[WHAT YOU WILL DO]
The result should be a faithful copy of every entry below, with the pictures left out.

*** Opening SOURCE MATERIAL ***

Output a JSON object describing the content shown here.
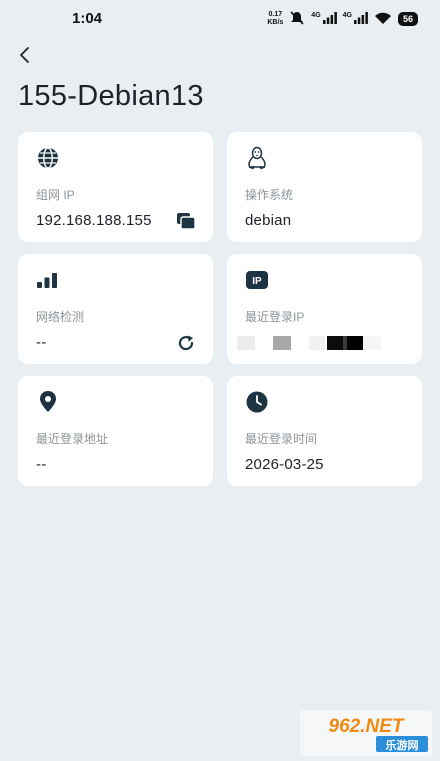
{
  "status_bar": {
    "time": "1:04",
    "speed_value": "0.17",
    "speed_unit": "KB/s",
    "net1": "4G",
    "net2": "4G",
    "battery": "56"
  },
  "header": {
    "title": "155-Debian13"
  },
  "cards": {
    "network_ip": {
      "icon": "globe-icon",
      "label": "组网 IP",
      "value": "192.168.188.155",
      "action_icon": "copy-icon"
    },
    "os": {
      "icon": "linux-tux-icon",
      "label": "操作系统",
      "value": "debian"
    },
    "network_check": {
      "icon": "signal-bars-icon",
      "label": "网络检测",
      "value": "--",
      "action_icon": "refresh-icon"
    },
    "last_login_ip": {
      "icon": "ip-badge-icon",
      "icon_text": "IP",
      "label": "最近登录IP"
    },
    "last_login_address": {
      "icon": "location-pin-icon",
      "label": "最近登录地址",
      "value": "--"
    },
    "last_login_time": {
      "icon": "clock-icon",
      "label": "最近登录时间",
      "value": "2026-03-25"
    }
  },
  "watermark": {
    "text_top": "962.NET",
    "text_bottom": "乐游网"
  },
  "colors": {
    "background": "#e8eef1",
    "card": "#ffffff",
    "icon_dark": "#1f3442",
    "label_gray": "#8d9499"
  }
}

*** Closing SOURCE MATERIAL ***

[ANSWER TO THIS PROBLEM]
Output a JSON object describing the content shown here.
{
  "status_bar": {
    "time": "1:04",
    "speed_value": "0.17",
    "speed_unit": "KB/s",
    "net1": "4G",
    "net2": "4G",
    "battery": "56"
  },
  "header": {
    "title": "155-Debian13"
  },
  "cards": {
    "network_ip": {
      "icon": "globe-icon",
      "label": "组网 IP",
      "value": "192.168.188.155",
      "action_icon": "copy-icon"
    },
    "os": {
      "icon": "linux-tux-icon",
      "label": "操作系统",
      "value": "debian"
    },
    "network_check": {
      "icon": "signal-bars-icon",
      "label": "网络检测",
      "value": "--",
      "action_icon": "refresh-icon"
    },
    "last_login_ip": {
      "icon": "ip-badge-icon",
      "icon_text": "IP",
      "label": "最近登录IP"
    },
    "last_login_address": {
      "icon": "location-pin-icon",
      "label": "最近登录地址",
      "value": "--"
    },
    "last_login_time": {
      "icon": "clock-icon",
      "label": "最近登录时间",
      "value": "2026-03-25"
    }
  },
  "watermark": {
    "text_top": "962.NET",
    "text_bottom": "乐游网"
  },
  "colors": {
    "background": "#e8eef1",
    "card": "#ffffff",
    "icon_dark": "#1f3442",
    "label_gray": "#8d9499"
  }
}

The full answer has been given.